[THE TASK] Copy whichever lines of the data hold the word "left".

....

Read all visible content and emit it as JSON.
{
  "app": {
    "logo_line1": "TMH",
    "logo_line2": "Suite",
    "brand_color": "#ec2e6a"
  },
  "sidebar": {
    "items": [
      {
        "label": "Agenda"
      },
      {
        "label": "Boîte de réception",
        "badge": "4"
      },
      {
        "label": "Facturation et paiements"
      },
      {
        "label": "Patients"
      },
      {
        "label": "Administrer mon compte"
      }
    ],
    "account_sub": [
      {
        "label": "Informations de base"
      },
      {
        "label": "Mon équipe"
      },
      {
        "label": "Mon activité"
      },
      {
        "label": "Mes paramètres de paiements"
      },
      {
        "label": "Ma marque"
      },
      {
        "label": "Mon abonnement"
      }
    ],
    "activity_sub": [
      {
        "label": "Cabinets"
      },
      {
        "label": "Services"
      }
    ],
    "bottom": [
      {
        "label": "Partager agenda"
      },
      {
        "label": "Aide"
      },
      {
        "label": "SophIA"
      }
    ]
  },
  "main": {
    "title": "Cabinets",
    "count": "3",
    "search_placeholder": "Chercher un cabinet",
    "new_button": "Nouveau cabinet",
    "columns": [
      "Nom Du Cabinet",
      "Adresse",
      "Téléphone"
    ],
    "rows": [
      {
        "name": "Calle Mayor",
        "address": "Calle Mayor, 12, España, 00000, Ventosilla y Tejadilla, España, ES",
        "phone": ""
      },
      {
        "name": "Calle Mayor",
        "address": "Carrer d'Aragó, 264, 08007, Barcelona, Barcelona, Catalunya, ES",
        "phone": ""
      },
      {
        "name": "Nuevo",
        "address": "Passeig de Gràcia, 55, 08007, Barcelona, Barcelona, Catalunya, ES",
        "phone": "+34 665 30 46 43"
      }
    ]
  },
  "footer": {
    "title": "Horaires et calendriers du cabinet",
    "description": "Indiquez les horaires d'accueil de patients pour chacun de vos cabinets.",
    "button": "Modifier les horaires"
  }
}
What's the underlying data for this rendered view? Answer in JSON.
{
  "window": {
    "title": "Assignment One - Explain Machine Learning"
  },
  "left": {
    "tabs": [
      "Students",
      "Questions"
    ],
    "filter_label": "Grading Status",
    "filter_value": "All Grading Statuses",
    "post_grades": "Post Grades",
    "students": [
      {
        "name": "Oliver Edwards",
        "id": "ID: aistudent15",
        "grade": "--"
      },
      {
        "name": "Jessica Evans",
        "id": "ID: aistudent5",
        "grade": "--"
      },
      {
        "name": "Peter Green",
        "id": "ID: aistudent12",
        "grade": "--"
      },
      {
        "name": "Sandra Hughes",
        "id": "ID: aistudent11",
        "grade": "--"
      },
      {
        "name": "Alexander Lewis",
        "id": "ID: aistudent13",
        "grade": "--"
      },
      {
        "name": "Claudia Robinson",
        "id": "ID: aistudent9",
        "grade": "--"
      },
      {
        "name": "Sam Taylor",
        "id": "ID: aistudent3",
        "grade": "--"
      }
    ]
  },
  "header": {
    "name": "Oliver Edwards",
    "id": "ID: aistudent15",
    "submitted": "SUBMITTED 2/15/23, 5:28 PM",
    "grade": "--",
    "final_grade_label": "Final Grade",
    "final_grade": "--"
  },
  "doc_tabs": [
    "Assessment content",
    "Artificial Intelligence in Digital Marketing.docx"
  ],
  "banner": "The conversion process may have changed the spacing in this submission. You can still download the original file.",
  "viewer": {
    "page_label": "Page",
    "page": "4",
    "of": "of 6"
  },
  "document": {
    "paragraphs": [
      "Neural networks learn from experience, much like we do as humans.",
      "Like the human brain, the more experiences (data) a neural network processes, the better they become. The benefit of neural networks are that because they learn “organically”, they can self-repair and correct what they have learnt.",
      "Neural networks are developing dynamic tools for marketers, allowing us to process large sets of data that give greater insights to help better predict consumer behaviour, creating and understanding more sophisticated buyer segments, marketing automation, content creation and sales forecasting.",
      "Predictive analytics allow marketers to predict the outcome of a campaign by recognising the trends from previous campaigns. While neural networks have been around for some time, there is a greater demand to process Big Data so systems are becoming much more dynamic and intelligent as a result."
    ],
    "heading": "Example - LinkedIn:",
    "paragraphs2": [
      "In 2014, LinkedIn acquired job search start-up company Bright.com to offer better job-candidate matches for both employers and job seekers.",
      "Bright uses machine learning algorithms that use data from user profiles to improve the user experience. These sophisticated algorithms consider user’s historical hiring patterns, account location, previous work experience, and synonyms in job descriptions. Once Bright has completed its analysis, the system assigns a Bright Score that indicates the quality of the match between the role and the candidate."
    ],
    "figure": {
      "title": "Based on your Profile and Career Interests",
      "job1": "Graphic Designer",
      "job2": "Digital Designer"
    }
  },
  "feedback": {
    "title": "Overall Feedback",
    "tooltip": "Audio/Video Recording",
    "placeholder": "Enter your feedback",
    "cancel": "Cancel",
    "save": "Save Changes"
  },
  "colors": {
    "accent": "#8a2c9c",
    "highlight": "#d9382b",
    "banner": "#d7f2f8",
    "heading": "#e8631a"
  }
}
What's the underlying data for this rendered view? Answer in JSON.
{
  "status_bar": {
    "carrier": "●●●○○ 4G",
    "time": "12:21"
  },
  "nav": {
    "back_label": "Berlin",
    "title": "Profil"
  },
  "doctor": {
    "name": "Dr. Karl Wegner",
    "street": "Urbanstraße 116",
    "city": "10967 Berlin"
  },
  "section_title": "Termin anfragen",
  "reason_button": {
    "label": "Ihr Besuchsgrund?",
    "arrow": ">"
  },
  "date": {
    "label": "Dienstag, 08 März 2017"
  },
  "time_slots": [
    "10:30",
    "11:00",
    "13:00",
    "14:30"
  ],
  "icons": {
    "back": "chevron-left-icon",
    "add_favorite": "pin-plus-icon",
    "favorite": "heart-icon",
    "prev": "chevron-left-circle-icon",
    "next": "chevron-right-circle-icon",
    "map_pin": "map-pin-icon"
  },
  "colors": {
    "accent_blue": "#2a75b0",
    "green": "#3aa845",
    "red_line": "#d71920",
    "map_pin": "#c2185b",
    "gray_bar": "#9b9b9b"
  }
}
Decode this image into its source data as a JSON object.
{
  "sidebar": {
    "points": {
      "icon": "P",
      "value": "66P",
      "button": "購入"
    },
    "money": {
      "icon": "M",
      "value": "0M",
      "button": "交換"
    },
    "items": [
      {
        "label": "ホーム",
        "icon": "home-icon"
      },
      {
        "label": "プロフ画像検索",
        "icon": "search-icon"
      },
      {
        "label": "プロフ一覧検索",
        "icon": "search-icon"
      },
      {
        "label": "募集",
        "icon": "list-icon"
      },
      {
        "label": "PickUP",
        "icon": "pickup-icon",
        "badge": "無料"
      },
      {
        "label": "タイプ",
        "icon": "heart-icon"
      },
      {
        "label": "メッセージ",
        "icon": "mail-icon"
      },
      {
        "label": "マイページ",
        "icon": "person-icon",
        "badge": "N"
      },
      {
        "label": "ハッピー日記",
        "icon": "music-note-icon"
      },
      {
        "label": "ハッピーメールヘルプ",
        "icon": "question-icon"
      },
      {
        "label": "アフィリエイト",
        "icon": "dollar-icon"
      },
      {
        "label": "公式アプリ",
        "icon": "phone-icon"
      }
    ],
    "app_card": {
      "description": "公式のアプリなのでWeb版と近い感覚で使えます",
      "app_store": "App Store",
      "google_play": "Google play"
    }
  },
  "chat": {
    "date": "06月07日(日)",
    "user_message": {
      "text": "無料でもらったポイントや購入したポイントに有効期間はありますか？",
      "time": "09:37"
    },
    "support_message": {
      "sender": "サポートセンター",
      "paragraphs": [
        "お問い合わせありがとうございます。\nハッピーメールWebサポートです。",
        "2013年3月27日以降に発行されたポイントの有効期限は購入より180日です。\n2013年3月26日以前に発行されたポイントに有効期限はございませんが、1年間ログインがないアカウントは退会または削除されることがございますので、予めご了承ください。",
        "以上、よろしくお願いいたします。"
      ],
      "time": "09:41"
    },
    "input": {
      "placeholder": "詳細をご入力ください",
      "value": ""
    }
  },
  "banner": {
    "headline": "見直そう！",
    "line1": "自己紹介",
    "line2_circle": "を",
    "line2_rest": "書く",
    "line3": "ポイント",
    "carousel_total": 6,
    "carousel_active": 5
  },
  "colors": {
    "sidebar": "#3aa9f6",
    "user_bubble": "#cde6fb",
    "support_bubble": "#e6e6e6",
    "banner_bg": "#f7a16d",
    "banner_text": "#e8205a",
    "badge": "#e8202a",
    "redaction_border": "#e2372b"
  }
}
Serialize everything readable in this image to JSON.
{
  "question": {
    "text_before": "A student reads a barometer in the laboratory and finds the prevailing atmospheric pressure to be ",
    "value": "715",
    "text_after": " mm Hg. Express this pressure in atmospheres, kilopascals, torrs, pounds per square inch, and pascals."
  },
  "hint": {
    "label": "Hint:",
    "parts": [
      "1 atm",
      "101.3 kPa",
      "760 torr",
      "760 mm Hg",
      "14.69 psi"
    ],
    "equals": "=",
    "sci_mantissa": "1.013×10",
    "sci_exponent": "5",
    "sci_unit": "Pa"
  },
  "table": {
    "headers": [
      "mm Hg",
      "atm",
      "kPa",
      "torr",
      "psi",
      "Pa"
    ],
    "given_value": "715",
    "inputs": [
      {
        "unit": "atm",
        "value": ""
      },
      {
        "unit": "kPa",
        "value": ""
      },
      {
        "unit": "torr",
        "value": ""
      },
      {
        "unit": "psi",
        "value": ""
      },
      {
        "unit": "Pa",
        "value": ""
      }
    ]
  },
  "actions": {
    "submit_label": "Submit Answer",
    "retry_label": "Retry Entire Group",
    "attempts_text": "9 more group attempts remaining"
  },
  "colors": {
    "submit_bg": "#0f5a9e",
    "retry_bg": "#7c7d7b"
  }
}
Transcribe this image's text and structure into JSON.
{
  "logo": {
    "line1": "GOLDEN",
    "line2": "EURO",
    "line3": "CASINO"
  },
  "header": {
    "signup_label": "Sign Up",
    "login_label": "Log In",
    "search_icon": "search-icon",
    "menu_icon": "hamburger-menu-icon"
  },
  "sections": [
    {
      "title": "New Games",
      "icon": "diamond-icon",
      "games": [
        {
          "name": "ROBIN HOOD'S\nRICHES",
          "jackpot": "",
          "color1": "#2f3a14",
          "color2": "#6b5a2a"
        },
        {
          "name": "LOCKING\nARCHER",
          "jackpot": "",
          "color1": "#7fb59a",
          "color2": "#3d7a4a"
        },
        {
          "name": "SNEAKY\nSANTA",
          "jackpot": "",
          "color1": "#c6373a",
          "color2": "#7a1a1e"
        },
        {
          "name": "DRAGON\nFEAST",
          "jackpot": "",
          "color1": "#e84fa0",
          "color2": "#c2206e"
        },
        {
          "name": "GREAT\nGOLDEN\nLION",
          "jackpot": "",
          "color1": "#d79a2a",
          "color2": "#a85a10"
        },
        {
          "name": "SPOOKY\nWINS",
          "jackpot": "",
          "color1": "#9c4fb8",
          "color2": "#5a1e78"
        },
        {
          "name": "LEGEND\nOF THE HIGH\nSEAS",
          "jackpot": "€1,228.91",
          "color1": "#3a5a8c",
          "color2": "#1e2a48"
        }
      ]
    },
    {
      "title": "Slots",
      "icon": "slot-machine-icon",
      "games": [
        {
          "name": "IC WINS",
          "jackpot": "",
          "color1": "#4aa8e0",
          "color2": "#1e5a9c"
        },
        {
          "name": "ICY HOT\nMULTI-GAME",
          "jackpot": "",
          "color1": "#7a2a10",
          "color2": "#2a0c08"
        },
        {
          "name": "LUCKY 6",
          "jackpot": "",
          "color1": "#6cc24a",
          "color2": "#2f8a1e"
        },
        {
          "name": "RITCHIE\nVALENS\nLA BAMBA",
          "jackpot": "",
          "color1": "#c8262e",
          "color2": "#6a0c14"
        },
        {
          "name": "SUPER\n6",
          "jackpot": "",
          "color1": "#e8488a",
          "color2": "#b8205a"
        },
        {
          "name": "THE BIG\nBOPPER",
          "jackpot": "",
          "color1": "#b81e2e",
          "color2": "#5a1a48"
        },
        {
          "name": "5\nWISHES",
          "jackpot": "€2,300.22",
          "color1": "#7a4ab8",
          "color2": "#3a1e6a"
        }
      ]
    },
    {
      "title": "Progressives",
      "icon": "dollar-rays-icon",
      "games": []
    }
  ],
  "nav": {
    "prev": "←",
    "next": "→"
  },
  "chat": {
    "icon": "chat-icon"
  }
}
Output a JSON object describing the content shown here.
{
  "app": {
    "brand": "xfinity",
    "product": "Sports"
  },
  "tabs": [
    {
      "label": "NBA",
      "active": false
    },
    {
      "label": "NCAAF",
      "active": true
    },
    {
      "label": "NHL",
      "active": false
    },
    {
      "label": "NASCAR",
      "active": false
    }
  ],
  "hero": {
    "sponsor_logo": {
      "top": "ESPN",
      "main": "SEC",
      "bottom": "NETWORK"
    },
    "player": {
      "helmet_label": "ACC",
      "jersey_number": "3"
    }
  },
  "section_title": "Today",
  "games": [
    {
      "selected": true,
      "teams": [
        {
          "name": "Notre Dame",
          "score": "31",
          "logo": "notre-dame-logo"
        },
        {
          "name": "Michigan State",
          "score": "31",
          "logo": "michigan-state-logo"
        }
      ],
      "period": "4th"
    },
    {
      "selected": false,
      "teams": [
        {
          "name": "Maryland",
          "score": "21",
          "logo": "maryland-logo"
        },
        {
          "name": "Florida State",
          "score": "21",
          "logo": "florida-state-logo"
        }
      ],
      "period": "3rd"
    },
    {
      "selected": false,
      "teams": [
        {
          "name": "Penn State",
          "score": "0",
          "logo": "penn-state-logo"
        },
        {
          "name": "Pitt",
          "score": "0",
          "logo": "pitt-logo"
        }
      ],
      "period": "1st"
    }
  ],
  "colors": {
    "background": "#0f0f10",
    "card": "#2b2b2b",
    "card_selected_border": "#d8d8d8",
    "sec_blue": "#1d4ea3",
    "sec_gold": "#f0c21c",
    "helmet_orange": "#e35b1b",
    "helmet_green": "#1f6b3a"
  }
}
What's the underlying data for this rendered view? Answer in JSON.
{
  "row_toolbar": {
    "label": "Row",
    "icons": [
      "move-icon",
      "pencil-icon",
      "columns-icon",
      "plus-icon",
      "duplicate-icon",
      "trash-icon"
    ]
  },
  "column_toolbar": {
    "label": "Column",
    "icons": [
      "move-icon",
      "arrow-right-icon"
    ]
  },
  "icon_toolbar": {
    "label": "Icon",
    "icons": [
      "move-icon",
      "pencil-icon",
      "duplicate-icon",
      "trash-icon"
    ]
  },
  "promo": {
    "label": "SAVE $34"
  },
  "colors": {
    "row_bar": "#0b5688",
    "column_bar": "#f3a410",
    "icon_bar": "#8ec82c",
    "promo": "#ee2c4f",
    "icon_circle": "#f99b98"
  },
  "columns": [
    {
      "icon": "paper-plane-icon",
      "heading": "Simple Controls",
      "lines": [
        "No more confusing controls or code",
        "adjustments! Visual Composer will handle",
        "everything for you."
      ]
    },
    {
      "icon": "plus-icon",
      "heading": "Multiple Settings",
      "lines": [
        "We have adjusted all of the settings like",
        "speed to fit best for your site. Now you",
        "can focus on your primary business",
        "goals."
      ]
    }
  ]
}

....

[OUTPUT OF THE EXERCISE]
  "left": {
    "back": "chevron-left-icon",
    "prev": "chevron-left-circle-icon",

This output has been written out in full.